# DATA PROVIDED
⟨

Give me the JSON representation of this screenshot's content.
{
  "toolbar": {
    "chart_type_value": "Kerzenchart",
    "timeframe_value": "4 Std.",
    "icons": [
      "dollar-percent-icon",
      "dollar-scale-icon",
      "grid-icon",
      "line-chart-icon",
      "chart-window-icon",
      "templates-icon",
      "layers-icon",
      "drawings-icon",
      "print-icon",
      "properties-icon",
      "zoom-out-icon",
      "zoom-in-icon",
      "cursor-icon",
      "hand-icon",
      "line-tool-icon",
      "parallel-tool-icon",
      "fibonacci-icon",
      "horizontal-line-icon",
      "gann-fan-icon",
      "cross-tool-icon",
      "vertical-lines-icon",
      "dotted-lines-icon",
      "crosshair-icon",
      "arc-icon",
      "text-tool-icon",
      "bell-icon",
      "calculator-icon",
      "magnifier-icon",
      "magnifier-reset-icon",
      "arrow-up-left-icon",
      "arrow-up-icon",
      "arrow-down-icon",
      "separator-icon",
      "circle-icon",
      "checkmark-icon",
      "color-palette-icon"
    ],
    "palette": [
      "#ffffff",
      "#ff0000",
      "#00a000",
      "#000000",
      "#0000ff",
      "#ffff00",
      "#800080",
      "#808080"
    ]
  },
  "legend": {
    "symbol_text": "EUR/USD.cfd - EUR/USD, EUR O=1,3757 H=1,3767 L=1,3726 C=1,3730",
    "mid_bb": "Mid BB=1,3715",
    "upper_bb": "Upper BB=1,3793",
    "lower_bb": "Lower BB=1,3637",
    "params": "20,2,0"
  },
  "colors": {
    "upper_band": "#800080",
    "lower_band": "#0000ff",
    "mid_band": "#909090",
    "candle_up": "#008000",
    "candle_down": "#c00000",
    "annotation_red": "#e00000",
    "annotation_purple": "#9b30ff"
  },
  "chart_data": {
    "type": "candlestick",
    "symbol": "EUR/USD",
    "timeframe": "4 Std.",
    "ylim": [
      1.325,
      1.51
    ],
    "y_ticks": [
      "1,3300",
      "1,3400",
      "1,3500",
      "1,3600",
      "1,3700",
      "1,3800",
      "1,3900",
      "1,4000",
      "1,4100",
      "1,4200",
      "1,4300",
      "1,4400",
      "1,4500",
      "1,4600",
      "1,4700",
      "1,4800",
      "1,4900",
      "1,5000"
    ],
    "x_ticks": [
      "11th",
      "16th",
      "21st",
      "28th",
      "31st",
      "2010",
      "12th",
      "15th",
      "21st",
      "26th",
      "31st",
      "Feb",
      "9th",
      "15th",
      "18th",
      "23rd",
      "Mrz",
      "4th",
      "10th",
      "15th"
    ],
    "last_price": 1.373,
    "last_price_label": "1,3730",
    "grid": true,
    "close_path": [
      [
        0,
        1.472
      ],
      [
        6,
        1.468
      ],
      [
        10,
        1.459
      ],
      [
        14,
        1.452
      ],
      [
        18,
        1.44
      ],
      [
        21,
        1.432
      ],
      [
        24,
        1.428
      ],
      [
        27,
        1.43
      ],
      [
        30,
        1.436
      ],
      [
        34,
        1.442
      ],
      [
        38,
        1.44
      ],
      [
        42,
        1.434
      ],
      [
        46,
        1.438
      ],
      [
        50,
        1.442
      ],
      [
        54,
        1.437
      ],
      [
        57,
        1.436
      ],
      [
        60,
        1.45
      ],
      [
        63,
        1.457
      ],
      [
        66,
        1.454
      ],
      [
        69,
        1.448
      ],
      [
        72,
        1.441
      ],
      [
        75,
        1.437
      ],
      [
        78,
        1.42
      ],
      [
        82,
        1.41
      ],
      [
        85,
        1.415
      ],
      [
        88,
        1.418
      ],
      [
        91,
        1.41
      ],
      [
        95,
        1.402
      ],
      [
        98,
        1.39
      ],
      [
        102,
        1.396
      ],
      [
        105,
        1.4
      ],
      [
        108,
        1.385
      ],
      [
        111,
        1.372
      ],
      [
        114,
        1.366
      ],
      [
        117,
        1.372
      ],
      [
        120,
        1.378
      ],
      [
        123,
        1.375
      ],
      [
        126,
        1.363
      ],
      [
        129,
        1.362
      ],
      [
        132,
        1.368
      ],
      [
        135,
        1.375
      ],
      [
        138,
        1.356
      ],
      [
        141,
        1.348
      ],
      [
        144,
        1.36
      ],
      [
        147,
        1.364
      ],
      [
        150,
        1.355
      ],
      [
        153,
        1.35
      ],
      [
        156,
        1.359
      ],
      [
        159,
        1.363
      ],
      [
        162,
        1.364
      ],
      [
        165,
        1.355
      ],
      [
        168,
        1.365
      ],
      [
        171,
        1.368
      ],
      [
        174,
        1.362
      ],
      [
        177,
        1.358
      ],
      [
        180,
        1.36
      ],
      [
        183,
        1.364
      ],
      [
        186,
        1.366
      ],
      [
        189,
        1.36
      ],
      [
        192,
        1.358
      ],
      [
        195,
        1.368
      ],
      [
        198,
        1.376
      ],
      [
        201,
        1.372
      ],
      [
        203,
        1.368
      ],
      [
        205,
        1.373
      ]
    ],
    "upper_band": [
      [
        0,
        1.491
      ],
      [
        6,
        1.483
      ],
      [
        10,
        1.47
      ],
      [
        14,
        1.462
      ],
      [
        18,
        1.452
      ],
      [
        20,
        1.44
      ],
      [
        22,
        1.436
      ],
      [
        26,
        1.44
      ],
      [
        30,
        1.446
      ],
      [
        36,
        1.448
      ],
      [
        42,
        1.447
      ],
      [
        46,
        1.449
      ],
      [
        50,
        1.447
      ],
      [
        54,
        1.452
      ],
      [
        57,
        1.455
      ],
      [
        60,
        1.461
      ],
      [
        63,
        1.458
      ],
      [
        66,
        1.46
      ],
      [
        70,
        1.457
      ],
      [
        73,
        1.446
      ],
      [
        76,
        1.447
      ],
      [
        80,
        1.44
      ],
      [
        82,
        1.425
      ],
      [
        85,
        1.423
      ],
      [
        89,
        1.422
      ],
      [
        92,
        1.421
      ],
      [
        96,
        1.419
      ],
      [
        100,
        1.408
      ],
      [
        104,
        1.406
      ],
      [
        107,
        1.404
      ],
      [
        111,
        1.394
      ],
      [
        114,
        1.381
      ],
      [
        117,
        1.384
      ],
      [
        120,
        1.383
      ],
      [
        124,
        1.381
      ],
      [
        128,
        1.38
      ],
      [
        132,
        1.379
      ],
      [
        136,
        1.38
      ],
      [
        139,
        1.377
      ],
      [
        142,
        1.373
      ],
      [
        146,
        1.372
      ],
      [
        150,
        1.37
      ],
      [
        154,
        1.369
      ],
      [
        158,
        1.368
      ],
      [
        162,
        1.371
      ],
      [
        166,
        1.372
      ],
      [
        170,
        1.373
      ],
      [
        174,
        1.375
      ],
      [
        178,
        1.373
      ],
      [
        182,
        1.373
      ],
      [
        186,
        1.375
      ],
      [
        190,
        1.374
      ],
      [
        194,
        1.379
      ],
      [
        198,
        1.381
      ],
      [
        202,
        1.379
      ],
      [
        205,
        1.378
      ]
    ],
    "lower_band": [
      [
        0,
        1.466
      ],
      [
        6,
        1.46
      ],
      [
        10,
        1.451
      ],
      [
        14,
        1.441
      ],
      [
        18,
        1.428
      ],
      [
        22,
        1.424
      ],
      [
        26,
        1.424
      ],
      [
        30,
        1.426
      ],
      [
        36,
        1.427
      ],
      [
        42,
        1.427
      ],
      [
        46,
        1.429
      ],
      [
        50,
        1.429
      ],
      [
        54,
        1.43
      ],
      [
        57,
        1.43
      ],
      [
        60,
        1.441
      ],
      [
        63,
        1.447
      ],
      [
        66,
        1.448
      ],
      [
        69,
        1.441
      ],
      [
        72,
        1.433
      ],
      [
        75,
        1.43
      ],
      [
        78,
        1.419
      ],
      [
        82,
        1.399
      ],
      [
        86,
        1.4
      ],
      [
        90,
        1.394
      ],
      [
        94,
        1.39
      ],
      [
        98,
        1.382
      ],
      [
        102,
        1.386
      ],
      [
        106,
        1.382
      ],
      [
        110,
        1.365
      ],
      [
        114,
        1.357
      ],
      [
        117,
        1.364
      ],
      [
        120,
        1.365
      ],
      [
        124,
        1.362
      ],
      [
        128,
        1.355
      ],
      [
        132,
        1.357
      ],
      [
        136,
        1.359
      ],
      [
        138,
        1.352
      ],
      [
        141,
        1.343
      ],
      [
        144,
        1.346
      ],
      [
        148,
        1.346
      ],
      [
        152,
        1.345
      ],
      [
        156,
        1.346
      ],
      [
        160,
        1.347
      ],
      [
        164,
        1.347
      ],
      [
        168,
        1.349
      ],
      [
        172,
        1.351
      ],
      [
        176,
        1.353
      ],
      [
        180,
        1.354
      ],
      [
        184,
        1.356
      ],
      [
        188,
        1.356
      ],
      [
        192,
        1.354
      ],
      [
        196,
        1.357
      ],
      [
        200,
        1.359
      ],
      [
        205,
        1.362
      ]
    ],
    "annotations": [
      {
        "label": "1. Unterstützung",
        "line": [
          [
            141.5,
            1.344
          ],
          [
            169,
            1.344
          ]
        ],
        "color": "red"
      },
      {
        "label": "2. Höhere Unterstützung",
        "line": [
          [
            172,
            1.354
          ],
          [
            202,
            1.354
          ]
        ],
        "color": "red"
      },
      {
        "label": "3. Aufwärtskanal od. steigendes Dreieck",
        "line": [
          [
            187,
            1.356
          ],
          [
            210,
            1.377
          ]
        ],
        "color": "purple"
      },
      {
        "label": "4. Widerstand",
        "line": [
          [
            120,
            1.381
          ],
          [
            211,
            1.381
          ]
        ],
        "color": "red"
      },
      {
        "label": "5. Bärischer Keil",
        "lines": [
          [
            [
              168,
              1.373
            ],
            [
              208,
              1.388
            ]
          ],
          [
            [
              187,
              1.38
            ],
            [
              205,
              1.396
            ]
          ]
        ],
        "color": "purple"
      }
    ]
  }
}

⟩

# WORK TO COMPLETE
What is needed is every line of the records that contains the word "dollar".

# TASK RESULT
      "dollar-percent-icon",
      "dollar-scale-icon",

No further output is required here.